__EXERCISE DIRECTIONS__
A complete, exact copy of the data is the required answer.

----

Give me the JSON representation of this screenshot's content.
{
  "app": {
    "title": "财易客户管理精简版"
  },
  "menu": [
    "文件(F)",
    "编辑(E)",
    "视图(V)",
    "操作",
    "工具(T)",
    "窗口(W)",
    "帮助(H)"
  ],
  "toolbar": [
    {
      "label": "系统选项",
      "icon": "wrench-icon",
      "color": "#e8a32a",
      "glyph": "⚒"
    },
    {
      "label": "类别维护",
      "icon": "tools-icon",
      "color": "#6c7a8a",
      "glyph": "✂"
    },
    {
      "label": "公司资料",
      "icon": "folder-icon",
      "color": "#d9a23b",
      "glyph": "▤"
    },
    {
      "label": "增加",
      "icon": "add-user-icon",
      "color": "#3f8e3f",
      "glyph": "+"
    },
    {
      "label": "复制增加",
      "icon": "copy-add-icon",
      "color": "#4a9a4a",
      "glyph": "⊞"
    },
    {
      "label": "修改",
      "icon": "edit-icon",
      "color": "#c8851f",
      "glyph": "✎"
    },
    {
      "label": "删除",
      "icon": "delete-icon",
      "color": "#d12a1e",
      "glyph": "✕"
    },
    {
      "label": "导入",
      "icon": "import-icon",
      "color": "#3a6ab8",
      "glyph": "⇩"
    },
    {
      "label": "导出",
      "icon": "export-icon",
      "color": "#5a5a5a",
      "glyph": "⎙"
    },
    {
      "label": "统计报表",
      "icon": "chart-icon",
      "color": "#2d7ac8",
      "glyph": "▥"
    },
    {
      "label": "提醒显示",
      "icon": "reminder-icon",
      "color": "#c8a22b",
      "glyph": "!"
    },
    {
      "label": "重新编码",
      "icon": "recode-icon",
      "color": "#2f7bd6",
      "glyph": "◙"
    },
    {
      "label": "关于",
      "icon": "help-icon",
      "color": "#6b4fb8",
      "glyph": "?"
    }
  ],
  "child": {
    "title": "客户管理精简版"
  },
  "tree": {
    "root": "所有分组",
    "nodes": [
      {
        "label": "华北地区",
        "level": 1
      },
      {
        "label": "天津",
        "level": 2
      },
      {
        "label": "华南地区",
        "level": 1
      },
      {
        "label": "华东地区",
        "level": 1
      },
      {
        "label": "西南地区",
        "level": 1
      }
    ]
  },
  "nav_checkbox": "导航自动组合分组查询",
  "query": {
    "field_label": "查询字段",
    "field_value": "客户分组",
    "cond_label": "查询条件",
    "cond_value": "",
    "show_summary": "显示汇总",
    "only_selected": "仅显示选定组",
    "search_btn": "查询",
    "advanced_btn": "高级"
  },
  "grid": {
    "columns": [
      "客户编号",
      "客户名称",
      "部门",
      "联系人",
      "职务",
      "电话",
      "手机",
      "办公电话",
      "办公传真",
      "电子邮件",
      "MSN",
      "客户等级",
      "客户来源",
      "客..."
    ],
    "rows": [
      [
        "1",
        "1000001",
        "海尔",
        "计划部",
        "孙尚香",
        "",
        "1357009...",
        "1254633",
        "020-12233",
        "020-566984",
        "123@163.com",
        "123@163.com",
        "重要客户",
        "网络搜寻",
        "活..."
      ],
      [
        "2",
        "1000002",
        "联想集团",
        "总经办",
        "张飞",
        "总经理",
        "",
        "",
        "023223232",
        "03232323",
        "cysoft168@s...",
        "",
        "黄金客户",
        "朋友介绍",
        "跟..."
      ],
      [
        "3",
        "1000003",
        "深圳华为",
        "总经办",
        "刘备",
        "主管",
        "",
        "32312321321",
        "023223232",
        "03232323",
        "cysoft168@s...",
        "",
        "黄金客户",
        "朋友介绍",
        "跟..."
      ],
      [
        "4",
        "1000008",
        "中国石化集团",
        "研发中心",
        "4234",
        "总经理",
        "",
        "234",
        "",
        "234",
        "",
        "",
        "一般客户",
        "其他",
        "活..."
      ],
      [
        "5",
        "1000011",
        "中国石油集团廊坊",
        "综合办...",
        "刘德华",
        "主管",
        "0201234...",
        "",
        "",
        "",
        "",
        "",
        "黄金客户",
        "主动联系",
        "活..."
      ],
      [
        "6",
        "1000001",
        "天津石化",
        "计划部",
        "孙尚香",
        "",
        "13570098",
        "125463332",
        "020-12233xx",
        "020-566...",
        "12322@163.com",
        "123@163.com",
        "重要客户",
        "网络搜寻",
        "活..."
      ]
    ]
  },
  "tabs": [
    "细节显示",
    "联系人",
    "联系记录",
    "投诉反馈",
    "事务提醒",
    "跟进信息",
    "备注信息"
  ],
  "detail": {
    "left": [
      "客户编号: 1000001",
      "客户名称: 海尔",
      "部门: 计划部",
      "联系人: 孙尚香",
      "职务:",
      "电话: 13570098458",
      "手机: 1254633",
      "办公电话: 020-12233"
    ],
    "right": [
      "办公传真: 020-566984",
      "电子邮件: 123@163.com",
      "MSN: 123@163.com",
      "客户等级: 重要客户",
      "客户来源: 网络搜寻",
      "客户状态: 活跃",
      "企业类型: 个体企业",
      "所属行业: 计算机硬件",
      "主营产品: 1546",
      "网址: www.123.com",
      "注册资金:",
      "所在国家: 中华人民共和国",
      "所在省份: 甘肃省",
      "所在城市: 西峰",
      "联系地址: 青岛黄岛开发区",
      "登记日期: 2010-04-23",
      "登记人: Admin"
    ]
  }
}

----

__WRITTEN REPLY__
Give me the JSON representation of this screenshot's content.
{
  "app": {
    "title": "财易客户管理精简版"
  },
  "menu": [
    "文件(F)",
    "编辑(E)",
    "视图(V)",
    "操作",
    "工具(T)",
    "窗口(W)",
    "帮助(H)"
  ],
  "toolbar": [
    {
      "label": "系统选项",
      "icon": "wrench-icon",
      "color": "#e8a32a",
      "glyph": "⚒"
    },
    {
      "label": "类别维护",
      "icon": "tools-icon",
      "color": "#6c7a8a",
      "glyph": "✂"
    },
    {
      "label": "公司资料",
      "icon": "folder-icon",
      "color": "#d9a23b",
      "glyph": "▤"
    },
    {
      "label": "增加",
      "icon": "add-user-icon",
      "color": "#3f8e3f",
      "glyph": "+"
    },
    {
      "label": "复制增加",
      "icon": "copy-add-icon",
      "color": "#4a9a4a",
      "glyph": "⊞"
    },
    {
      "label": "修改",
      "icon": "edit-icon",
      "color": "#c8851f",
      "glyph": "✎"
    },
    {
      "label": "删除",
      "icon": "delete-icon",
      "color": "#d12a1e",
      "glyph": "✕"
    },
    {
      "label": "导入",
      "icon": "import-icon",
      "color": "#3a6ab8",
      "glyph": "⇩"
    },
    {
      "label": "导出",
      "icon": "export-icon",
      "color": "#5a5a5a",
      "glyph": "⎙"
    },
    {
      "label": "统计报表",
      "icon": "chart-icon",
      "color": "#2d7ac8",
      "glyph": "▥"
    },
    {
      "label": "提醒显示",
      "icon": "reminder-icon",
      "color": "#c8a22b",
      "glyph": "!"
    },
    {
      "label": "重新编码",
      "icon": "recode-icon",
      "color": "#2f7bd6",
      "glyph": "◙"
    },
    {
      "label": "关于",
      "icon": "help-icon",
      "color": "#6b4fb8",
      "glyph": "?"
    }
  ],
  "child": {
    "title": "客户管理精简版"
  },
  "tree": {
    "root": "所有分组",
    "nodes": [
      {
        "label": "华北地区",
        "level": 1
      },
      {
        "label": "天津",
        "level": 2
      },
      {
        "label": "华南地区",
        "level": 1
      },
      {
        "label": "华东地区",
        "level": 1
      },
      {
        "label": "西南地区",
        "level": 1
      }
    ]
  },
  "nav_checkbox": "导航自动组合分组查询",
  "query": {
    "field_label": "查询字段",
    "field_value": "客户分组",
    "cond_label": "查询条件",
    "cond_value": "",
    "show_summary": "显示汇总",
    "only_selected": "仅显示选定组",
    "search_btn": "查询",
    "advanced_btn": "高级"
  },
  "grid": {
    "columns": [
      "客户编号",
      "客户名称",
      "部门",
      "联系人",
      "职务",
      "电话",
      "手机",
      "办公电话",
      "办公传真",
      "电子邮件",
      "MSN",
      "客户等级",
      "客户来源",
      "客..."
    ],
    "rows": [
      [
        "1",
        "1000001",
        "海尔",
        "计划部",
        "孙尚香",
        "",
        "1357009...",
        "1254633",
        "020-12233",
        "020-566984",
        "123@163.com",
        "123@163.com",
        "重要客户",
        "网络搜寻",
        "活..."
      ],
      [
        "2",
        "1000002",
        "联想集团",
        "总经办",
        "张飞",
        "总经理",
        "",
        "",
        "023223232",
        "03232323",
        "cysoft168@s...",
        "",
        "黄金客户",
        "朋友介绍",
        "跟..."
      ],
      [
        "3",
        "1000003",
        "深圳华为",
        "总经办",
        "刘备",
        "主管",
        "",
        "32312321321",
        "023223232",
        "03232323",
        "cysoft168@s...",
        "",
        "黄金客户",
        "朋友介绍",
        "跟..."
      ],
      [
        "4",
        "1000008",
        "中国石化集团",
        "研发中心",
        "4234",
        "总经理",
        "",
        "234",
        "",
        "234",
        "",
        "",
        "一般客户",
        "其他",
        "活..."
      ],
      [
        "5",
        "1000011",
        "中国石油集团廊坊",
        "综合办...",
        "刘德华",
        "主管",
        "0201234...",
        "",
        "",
        "",
        "",
        "",
        "黄金客户",
        "主动联系",
        "活..."
      ],
      [
        "6",
        "1000001",
        "天津石化",
        "计划部",
        "孙尚香",
        "",
        "13570098",
        "125463332",
        "020-12233xx",
        "020-566...",
        "12322@163.com",
        "123@163.com",
        "重要客户",
        "网络搜寻",
        "活..."
      ]
    ]
  },
  "tabs": [
    "细节显示",
    "联系人",
    "联系记录",
    "投诉反馈",
    "事务提醒",
    "跟进信息",
    "备注信息"
  ],
  "detail": {
    "left": [
      "客户编号: 1000001",
      "客户名称: 海尔",
      "部门: 计划部",
      "联系人: 孙尚香",
      "职务:",
      "电话: 13570098458",
      "手机: 1254633",
      "办公电话: 020-12233"
    ],
    "right": [
      "办公传真: 020-566984",
      "电子邮件: 123@163.com",
      "MSN: 123@163.com",
      "客户等级: 重要客户",
      "客户来源: 网络搜寻",
      "客户状态: 活跃",
      "企业类型: 个体企业",
      "所属行业: 计算机硬件",
      "主营产品: 1546",
      "网址: www.123.com",
      "注册资金:",
      "所在国家: 中华人民共和国",
      "所在省份: 甘肃省",
      "所在城市: 西峰",
      "联系地址: 青岛黄岛开发区",
      "登记日期: 2010-04-23",
      "登记人: Admin"
    ]
  }
}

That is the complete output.